Schemas are stable and enduring patterns of thinking that develop during childhood and are elaborated throughout our life. We view the world through our schemas or lenses, which are important beliefs and constructs about the world and ourselves. Since we accept these schemas without question, they become selfperpetuating and are very resistant to change. To the extent that our schemas accurately represent reality, they clarify our vision and are useful and self-serving. If our schemas are out of date, they distort reality and end up being self-defeating. Schemas exert their influence on our behavior and strive to ensure their own survival through three processes: schema maintenance, schema avoidance, and schema compensation. We’ll consider how these processes operate in the nine Enneagram styles. We’ll see how our schemas maintain themselves by exaggerating information that confirm them or minimizing data that contradict them. We’ll discover how we avoid triggering our maladaptive schemas to escape the negative emotions they stir up. And we’ll investigate how we compensate for these schemas by doing the opposite of what they suggest to evade triggering the pain they cause. We’ll discover some adaptive or useful schemas for each Enneagram style and some typical maladaptive not-so-helpful schemas for each type.
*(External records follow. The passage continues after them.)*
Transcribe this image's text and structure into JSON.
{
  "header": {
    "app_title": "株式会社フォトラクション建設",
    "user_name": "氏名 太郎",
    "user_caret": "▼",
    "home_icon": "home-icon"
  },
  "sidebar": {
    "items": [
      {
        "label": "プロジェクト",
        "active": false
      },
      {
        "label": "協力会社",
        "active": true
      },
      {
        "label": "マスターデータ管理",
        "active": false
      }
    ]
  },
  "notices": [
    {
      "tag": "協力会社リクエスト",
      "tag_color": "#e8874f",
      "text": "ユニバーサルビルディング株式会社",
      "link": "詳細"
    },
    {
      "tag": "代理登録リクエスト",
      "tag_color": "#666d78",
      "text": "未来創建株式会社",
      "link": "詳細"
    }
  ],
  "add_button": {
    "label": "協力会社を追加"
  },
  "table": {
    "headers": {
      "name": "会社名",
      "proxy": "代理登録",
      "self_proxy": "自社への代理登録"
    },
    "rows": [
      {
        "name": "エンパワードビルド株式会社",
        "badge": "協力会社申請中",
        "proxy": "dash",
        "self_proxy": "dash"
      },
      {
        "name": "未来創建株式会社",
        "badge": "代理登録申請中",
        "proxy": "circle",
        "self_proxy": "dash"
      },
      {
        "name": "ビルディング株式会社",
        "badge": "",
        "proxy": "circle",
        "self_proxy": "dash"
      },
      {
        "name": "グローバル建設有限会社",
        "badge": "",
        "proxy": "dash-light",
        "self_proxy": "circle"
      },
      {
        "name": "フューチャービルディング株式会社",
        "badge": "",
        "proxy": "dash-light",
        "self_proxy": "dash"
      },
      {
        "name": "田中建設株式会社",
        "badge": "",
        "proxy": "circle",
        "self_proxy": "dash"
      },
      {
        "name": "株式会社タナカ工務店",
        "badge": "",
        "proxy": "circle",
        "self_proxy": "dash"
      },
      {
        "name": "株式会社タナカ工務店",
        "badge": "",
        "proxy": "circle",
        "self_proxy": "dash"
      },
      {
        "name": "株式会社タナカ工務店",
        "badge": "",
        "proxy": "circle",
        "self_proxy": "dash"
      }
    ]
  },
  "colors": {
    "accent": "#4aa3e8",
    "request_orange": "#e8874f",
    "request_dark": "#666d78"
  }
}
This workshop will involve input, personal reflection, small group sharing, and large group feedback.
2006 IEA Global Conference
Chicago, Illinois, USA